Data excerpts =
* * * * *

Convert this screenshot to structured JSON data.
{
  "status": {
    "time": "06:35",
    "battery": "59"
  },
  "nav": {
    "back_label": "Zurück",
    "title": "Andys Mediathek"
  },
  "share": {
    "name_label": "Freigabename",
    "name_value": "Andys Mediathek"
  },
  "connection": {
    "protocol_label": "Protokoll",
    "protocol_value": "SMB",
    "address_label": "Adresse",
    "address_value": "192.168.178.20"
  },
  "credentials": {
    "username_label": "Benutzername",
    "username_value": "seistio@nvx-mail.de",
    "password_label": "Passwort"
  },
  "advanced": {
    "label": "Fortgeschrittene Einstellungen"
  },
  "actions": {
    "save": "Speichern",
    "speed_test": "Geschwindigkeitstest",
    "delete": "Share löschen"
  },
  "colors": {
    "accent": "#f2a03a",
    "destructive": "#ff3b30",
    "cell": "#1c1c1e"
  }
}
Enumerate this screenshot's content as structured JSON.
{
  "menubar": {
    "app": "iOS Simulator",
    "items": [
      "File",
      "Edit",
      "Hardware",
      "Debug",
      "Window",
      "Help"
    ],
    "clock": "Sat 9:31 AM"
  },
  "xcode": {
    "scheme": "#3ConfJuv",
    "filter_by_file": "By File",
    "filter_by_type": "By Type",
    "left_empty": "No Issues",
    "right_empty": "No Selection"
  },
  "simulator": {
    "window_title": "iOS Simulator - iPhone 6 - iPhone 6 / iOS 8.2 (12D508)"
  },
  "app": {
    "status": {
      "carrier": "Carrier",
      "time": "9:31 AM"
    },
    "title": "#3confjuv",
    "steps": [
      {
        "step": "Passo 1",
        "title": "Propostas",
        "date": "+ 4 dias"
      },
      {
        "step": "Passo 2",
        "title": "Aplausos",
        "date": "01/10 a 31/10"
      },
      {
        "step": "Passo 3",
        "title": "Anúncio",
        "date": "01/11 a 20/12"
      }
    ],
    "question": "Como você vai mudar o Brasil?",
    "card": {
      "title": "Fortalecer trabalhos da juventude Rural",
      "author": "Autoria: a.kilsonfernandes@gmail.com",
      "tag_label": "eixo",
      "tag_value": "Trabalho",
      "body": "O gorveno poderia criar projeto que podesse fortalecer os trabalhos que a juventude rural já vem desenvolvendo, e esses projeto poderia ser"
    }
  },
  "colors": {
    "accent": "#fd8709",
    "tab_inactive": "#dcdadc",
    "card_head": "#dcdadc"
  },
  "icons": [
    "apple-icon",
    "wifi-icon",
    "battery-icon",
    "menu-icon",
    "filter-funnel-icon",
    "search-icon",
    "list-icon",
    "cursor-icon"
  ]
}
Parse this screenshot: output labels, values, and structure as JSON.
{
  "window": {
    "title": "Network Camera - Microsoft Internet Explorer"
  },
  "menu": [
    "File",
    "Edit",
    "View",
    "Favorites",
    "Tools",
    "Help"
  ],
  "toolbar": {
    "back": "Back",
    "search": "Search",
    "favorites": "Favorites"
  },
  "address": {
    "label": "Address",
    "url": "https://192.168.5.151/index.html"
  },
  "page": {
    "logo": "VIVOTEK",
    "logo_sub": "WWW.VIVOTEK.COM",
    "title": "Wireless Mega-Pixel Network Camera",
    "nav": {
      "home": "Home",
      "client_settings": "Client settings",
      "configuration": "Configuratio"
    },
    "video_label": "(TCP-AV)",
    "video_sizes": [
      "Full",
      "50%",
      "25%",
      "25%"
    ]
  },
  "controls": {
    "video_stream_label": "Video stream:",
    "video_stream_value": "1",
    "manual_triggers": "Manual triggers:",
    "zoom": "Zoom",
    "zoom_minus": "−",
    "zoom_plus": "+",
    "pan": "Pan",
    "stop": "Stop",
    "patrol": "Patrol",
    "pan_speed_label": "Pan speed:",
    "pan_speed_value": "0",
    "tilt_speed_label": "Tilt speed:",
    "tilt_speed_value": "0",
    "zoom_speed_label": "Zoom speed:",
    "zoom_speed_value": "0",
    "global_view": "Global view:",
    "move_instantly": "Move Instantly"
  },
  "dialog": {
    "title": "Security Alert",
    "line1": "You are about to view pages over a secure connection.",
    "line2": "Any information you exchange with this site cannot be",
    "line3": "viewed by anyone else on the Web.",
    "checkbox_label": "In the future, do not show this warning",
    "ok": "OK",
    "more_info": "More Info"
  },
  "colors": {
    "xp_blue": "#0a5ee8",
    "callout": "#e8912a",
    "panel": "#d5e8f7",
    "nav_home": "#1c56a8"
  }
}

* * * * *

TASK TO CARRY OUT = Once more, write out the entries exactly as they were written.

TASK SOLUTION =
Convert this screenshot to structured JSON data.
{
  "status": {
    "time": "06:35",
    "battery": "59"
  },
  "nav": {
    "back_label": "Zurück",
    "title": "Andys Mediathek"
  },
  "share": {
    "name_label": "Freigabename",
    "name_value": "Andys Mediathek"
  },
  "connection": {
    "protocol_label": "Protokoll",
    "protocol_value": "SMB",
    "address_label": "Adresse",
    "address_value": "192.168.178.20"
  },
  "credentials": {
    "username_label": "Benutzername",
    "username_value": "seistio@nvx-mail.de",
    "password_label": "Passwort"
  },
  "advanced": {
    "label": "Fortgeschrittene Einstellungen"
  },
  "actions": {
    "save": "Speichern",
    "speed_test": "Geschwindigkeitstest",
    "delete": "Share löschen"
  },
  "colors": {
    "accent": "#f2a03a",
    "destructive": "#ff3b30",
    "cell": "#1c1c1e"
  }
}
Enumerate this screenshot's content as structured JSON.
{
  "menubar": {
    "app": "iOS Simulator",
    "items": [
      "File",
      "Edit",
      "Hardware",
      "Debug",
      "Window",
      "Help"
    ],
    "clock": "Sat 9:31 AM"
  },
  "xcode": {
    "scheme": "#3ConfJuv",
    "filter_by_file": "By File",
    "filter_by_type": "By Type",
    "left_empty": "No Issues",
    "right_empty": "No Selection"
  },
  "simulator": {
    "window_title": "iOS Simulator - iPhone 6 - iPhone 6 / iOS 8.2 (12D508)"
  },
  "app": {
    "status": {
      "carrier": "Carrier",
      "time": "9:31 AM"
    },
    "title": "#3confjuv",
    "steps": [
      {
        "step": "Passo 1",
        "title": "Propostas",
        "date": "+ 4 dias"
      },
      {
        "step": "Passo 2",
        "title": "Aplausos",
        "date": "01/10 a 31/10"
      },
      {
        "step": "Passo 3",
        "title": "Anúncio",
        "date": "01/11 a 20/12"
      }
    ],
    "question": "Como você vai mudar o Brasil?",
    "card": {
      "title": "Fortalecer trabalhos da juventude Rural",
      "author": "Autoria: a.kilsonfernandes@gmail.com",
      "tag_label": "eixo",
      "tag_value": "Trabalho",
      "body": "O gorveno poderia criar projeto que podesse fortalecer os trabalhos que a juventude rural já vem desenvolvendo, e esses projeto poderia ser"
    }
  },
  "colors": {
    "accent": "#fd8709",
    "tab_inactive": "#dcdadc",
    "card_head": "#dcdadc"
  },
  "icons": [
    "apple-icon",
    "wifi-icon",
    "battery-icon",
    "menu-icon",
    "filter-funnel-icon",
    "search-icon",
    "list-icon",
    "cursor-icon"
  ]
}
Parse this screenshot: output labels, values, and structure as JSON.
{
  "window": {
    "title": "Network Camera - Microsoft Internet Explorer"
  },
  "menu": [
    "File",
    "Edit",
    "View",
    "Favorites",
    "Tools",
    "Help"
  ],
  "toolbar": {
    "back": "Back",
    "search": "Search",
    "favorites": "Favorites"
  },
  "address": {
    "label": "Address",
    "url": "https://192.168.5.151/index.html"
  },
  "page": {
    "logo": "VIVOTEK",
    "logo_sub": "WWW.VIVOTEK.COM",
    "title": "Wireless Mega-Pixel Network Camera",
    "nav": {
      "home": "Home",
      "client_settings": "Client settings",
      "configuration": "Configuratio"
    },
    "video_label": "(TCP-AV)",
    "video_sizes": [
      "Full",
      "50%",
      "25%",
      "25%"
    ]
  },
  "controls": {
    "video_stream_label": "Video stream:",
    "video_stream_value": "1",
    "manual_triggers": "Manual triggers:",
    "zoom": "Zoom",
    "zoom_minus": "−",
    "zoom_plus": "+",
    "pan": "Pan",
    "stop": "Stop",
    "patrol": "Patrol",
    "pan_speed_label": "Pan speed:",
    "pan_speed_value": "0",
    "tilt_speed_label": "Tilt speed:",
    "tilt_speed_value": "0",
    "zoom_speed_label": "Zoom speed:",
    "zoom_speed_value": "0",
    "global_view": "Global view:",
    "move_instantly": "Move Instantly"
  },
  "dialog": {
    "title": "Security Alert",
    "line1": "You are about to view pages over a secure connection.",
    "line2": "Any information you exchange with this site cannot be",
    "line3": "viewed by anyone else on the Web.",
    "checkbox_label": "In the future, do not show this warning",
    "ok": "OK",
    "more_info": "More Info"
  },
  "colors": {
    "xp_blue": "#0a5ee8",
    "callout": "#e8912a",
    "panel": "#d5e8f7",
    "nav_home": "#1c56a8"
  }
}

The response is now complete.